The charge of aggravated battery also can be based on the status of the alleged victim. Victim status based aggravated battery charges seek to punish more severely simple batteries of protected classes of people, based on their ages, physical characteristics, or occupations. The charge of aggravated battery to a police officer probably is the most commonly alleged aggravated battery offense that is based on the status of the alleged victim. If you are charged with aggravated battery to a police officer, the HoffmanLaw Office has significant experience with this type of case.
Based on Discharge of Firearm
An aggravated battery charge also can be based on the alleged use of a firearm. A person who discharges a firearm and causes an injury to another person commits the offense of aggravated battery. Aggravated battery with a firearm carries the most severe potential penalties of all aggravated battery charges.

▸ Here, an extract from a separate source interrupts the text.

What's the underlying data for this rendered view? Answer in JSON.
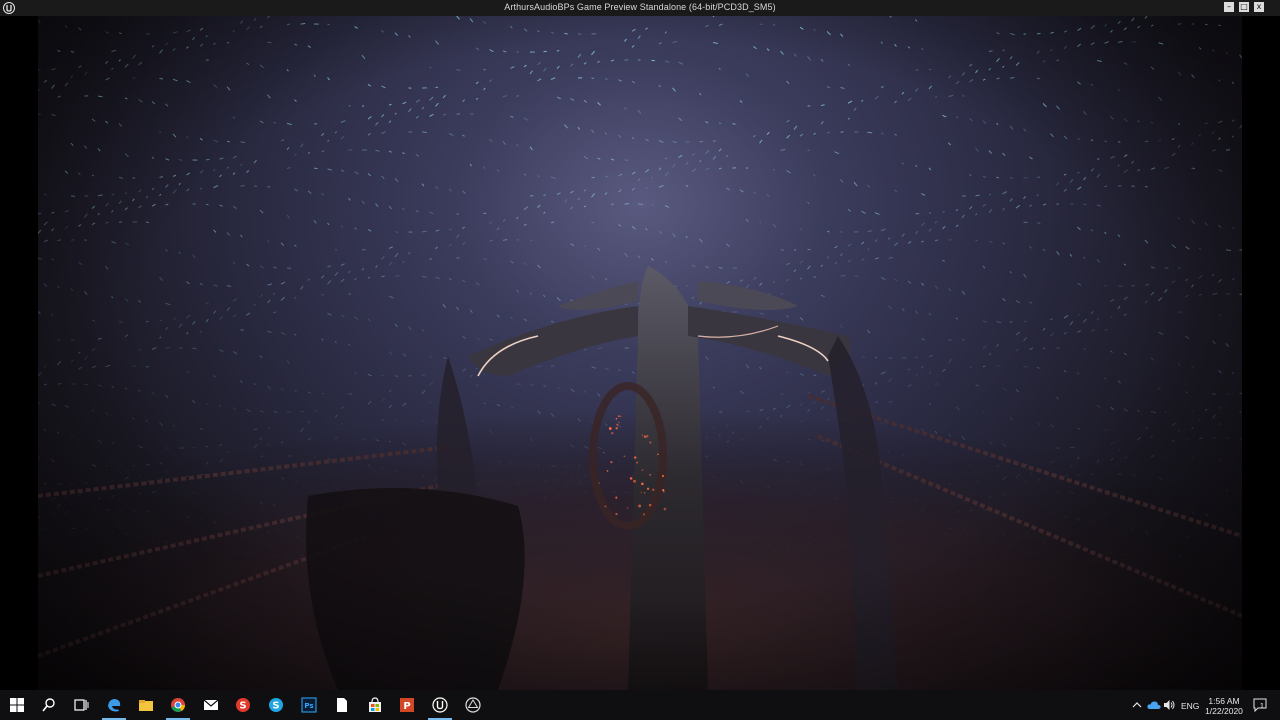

The HoffmanLaw Office has jury trial experience with aggravated battery with a firearm charges.
It's important the attorney you select to defend you against aggravated battery charges has actual trial experience with this type of charge. This is because if your case is not resolved by negotiation it will proceed to trial.
At trial, your lawyer will be your last line of defense against a guilty verdict. Your attorney's performance at trial will be crucial to the outcome of your case.

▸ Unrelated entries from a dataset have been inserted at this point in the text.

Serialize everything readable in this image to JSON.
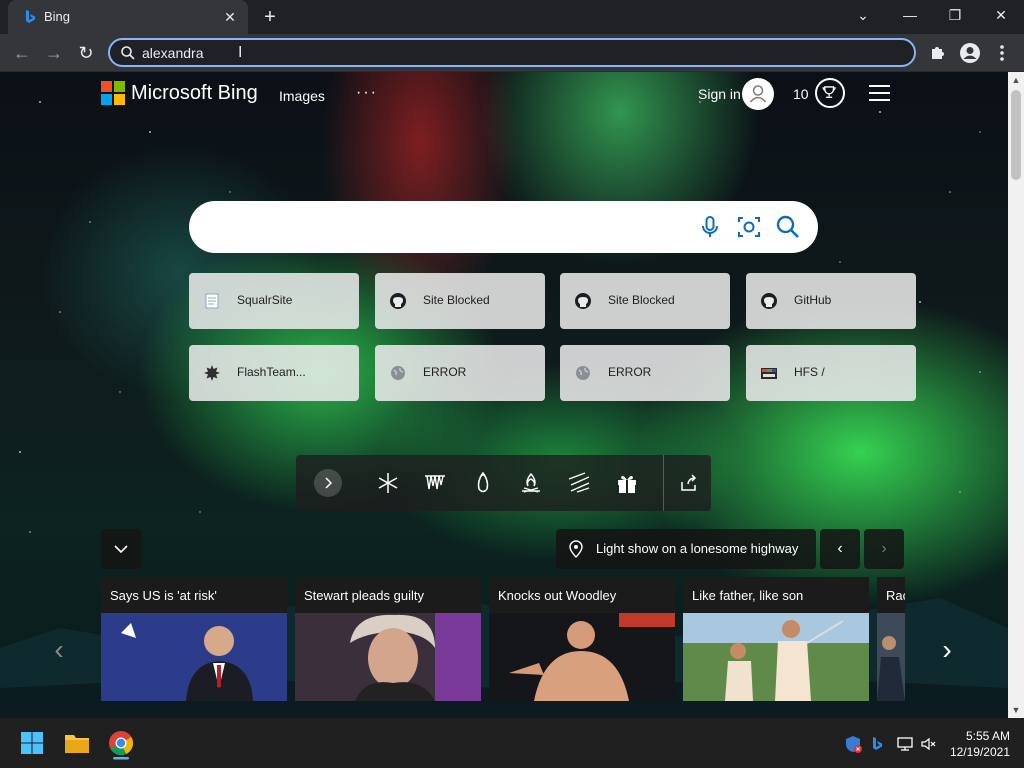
{
  "browser": {
    "tab_title": "Bing",
    "address_value": "alexandra"
  },
  "bing": {
    "brand": "Microsoft Bing",
    "nav_images": "Images",
    "nav_more": "···",
    "signin": "Sign in",
    "points": "10"
  },
  "tiles": [
    {
      "label": "SqualrSite",
      "icon": "page-icon"
    },
    {
      "label": "Site Blocked",
      "icon": "github-icon"
    },
    {
      "label": "Site Blocked",
      "icon": "github-icon"
    },
    {
      "label": "GitHub",
      "icon": "github-icon"
    },
    {
      "label": "FlashTeam...",
      "icon": "gear-badge-icon"
    },
    {
      "label": "ERROR",
      "icon": "globe-icon"
    },
    {
      "label": "ERROR",
      "icon": "globe-icon"
    },
    {
      "label": "HFS /",
      "icon": "hfs-icon"
    }
  ],
  "caption": "Light show on a lonesome highway",
  "news": [
    {
      "title": "Says US is 'at risk'"
    },
    {
      "title": "Stewart pleads guilty"
    },
    {
      "title": "Knocks out Woodley"
    },
    {
      "title": "Like father, like son"
    },
    {
      "title": "Rac"
    }
  ],
  "taskbar": {
    "time": "5:55 AM",
    "date": "12/19/2021"
  }
}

Why choose a HoffmanLaw criminal defense lawyer?
In retaining the HoffmanLaw Office to defend your Lake County aggravated battery case, you'll be aligning yourself with an attorney who has powerful Lake County aggravated battery bench and jury trial experience. This makes a difference.
Your felony charge of aggravated battery can have a serious impact on your future and your freedom. Judges presiding over aggravated battery charges have the power to sentence you to a lengthy term of felony probation or to take away your freedom and sentence you to years in prison.
In an aggravated battery case, Lake County felony prosecutors have the ability and discretion to seek serious penalties against you.
As a result, it's important the lawyer you choose to defend your aggravated battery case has the knowledge and experience necessary to identify the important issues, powerfully question the prosecution's evidence, and stand strong in your defense. The HoffmanLaw Office offers you all of these abilities. We have a proven record of commitment to our clients and achieving exemplary results.